* Task statement:
In the data below, find each line that contains the word "book" and copy it.

* Entries from a dataset of interfaces:
++++++++++++++++++++

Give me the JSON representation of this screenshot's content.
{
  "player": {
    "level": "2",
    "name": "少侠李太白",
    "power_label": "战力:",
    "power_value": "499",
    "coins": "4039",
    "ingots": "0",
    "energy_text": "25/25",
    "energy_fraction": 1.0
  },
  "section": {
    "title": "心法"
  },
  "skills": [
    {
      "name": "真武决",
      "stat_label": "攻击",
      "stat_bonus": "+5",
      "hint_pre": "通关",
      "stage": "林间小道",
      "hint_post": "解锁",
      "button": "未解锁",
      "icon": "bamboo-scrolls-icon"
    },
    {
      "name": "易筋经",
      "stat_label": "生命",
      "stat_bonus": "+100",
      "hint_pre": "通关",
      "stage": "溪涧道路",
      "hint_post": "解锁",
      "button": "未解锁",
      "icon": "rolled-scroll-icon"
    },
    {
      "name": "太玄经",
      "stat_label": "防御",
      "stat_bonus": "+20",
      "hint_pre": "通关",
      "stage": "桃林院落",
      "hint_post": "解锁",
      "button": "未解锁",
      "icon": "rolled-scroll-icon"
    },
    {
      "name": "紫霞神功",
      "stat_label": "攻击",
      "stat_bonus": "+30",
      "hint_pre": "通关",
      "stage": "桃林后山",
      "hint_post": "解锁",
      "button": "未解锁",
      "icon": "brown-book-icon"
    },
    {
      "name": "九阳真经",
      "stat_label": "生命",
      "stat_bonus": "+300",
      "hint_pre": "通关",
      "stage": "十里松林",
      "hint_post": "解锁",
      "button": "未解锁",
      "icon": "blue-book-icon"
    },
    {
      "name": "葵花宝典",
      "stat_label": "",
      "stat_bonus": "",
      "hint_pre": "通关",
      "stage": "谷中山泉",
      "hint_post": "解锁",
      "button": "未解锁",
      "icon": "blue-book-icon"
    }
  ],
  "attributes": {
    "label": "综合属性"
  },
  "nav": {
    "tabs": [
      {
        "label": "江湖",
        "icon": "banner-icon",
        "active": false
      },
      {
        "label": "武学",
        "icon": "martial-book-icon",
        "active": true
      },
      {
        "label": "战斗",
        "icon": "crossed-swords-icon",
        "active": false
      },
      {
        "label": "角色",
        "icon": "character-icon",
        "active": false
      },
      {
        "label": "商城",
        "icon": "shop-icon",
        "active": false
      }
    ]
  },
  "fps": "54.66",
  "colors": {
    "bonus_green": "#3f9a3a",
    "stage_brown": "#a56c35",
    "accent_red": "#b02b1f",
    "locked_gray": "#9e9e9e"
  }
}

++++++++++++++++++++

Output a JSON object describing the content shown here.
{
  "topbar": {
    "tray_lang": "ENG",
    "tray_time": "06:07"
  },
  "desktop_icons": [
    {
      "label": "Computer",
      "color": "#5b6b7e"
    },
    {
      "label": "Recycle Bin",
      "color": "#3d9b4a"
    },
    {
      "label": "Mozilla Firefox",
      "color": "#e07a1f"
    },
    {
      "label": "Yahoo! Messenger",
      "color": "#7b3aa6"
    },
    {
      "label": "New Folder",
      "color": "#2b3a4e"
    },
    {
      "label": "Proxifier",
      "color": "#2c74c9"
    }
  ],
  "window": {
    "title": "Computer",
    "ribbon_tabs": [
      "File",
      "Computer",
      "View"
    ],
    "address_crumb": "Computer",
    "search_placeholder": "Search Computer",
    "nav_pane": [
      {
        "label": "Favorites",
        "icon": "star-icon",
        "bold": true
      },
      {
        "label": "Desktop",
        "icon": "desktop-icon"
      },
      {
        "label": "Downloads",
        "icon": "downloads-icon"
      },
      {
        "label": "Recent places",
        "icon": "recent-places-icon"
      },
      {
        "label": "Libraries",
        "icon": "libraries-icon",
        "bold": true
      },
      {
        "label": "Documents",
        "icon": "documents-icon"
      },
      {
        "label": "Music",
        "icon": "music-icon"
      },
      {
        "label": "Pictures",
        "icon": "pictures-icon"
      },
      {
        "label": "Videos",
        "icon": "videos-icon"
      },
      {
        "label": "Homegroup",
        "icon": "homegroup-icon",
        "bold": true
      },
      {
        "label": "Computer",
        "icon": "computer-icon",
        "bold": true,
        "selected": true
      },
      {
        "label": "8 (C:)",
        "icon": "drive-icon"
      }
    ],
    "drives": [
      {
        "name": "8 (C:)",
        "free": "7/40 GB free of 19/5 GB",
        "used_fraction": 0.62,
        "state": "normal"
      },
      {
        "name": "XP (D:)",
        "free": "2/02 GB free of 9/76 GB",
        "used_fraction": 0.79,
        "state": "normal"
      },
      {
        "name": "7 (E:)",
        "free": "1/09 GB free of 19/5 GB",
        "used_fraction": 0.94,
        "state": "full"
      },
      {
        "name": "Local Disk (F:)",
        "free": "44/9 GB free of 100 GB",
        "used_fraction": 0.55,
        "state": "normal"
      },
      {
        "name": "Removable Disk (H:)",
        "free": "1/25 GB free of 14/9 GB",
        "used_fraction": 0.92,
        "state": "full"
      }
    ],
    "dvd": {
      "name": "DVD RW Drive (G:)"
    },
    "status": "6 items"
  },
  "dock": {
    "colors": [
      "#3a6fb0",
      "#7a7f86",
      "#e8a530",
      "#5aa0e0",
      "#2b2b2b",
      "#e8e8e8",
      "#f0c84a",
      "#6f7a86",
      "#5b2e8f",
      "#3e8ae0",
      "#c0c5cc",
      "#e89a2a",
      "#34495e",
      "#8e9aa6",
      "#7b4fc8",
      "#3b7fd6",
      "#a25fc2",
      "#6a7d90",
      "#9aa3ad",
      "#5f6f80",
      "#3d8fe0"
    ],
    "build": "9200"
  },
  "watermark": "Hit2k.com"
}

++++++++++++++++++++

* Exercise solution:
      "icon": "brown-book-icon"
      "icon": "blue-book-icon"
      "icon": "blue-book-icon"
        "icon": "martial-book-icon",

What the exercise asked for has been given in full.